The year 1707 is a convenient date at which to start a history of the Indian princely states as it marks the death of the last great Mughal emperor, Aurangzeb, whose dynasty had ruled India as a unified state for almost 150 years, and the beginning of the rapid decline of the Mughal raj. The following 150 years were times of political chaos until the sub-continent was once again functioning as a unified state, this time under another foreign rej, that of the British.

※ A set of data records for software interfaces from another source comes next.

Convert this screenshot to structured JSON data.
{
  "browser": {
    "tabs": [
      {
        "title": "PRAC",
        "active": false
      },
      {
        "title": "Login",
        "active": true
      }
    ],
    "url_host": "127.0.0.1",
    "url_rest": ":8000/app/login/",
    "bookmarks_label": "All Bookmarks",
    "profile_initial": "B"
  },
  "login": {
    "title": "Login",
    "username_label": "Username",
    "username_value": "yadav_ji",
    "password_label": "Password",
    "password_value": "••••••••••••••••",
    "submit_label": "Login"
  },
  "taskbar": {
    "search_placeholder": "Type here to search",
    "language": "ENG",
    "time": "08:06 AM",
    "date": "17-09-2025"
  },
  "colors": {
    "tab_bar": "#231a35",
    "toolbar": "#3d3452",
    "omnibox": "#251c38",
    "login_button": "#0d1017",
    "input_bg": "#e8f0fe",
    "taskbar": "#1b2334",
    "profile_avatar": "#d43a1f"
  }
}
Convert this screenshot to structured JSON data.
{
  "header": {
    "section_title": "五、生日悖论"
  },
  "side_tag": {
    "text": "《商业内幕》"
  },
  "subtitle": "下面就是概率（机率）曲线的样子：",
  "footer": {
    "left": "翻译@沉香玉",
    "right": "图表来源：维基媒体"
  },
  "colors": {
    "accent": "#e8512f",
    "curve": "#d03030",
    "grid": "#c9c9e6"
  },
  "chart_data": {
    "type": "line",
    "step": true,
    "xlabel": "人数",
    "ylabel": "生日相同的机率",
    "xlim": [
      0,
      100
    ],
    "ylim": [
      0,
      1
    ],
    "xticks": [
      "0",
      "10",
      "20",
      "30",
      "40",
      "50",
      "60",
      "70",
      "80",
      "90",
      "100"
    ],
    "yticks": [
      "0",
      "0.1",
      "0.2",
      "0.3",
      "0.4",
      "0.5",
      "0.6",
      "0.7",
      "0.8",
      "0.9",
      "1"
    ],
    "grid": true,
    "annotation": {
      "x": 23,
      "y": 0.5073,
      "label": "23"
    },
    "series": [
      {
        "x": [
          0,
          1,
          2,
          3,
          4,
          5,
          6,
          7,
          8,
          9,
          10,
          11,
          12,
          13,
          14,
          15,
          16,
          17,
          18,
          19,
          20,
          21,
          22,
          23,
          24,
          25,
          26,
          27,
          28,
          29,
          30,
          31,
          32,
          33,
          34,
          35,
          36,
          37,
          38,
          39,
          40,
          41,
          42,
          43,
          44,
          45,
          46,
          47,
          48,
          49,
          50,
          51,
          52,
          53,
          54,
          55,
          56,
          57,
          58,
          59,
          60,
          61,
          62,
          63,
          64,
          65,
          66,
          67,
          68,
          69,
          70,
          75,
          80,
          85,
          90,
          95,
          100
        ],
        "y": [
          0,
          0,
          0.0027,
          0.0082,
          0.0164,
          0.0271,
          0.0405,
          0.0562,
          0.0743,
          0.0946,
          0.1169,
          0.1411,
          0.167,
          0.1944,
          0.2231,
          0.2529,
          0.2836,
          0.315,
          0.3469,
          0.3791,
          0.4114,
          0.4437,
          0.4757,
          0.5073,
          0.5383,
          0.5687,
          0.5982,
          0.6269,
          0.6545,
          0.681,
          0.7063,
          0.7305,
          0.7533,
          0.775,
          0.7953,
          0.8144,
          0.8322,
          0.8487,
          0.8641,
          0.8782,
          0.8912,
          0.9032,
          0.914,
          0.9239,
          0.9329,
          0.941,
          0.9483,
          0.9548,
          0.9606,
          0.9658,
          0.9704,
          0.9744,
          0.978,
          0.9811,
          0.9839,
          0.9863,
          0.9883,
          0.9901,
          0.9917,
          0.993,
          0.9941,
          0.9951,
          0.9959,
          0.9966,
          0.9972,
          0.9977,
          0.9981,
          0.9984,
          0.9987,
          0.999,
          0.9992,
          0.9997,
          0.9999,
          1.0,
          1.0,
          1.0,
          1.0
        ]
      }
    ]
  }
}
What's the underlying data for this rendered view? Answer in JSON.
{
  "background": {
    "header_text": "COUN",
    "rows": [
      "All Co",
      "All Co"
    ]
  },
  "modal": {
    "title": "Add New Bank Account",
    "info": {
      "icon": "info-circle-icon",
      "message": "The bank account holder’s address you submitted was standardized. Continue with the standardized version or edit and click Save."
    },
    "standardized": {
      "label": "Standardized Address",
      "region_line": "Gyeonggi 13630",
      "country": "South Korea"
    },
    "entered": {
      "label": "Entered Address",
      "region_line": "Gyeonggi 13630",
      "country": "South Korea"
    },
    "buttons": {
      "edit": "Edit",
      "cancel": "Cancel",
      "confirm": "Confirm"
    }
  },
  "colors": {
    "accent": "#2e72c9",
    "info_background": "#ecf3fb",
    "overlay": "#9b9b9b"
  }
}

This book follows the formation and the fortunes of the 800 or so states that predated or emerged from the wreckage of the Mughal empire. It is presented in two parts. Part One starts with an all-India overview history of the princely states, both those which emerged from the demise of the Mughal empire and those which predated and survived the Mughal raj, up to the watershed 1857 uprising in north India. It then investigates the constitutional relationship between the states and the British crown, the new paramount power, as this lay at the core of the political relationship between the two polities on the sub-continent : princely India and British India. It then examines the constitutional, economic and populist forces at work during the ensuing nine decades and considers those actions and attitudes on the part of the princes in the period leading up to India's independence that virtually ensured their extinction after 1947. Part Two contains a history of each of the states.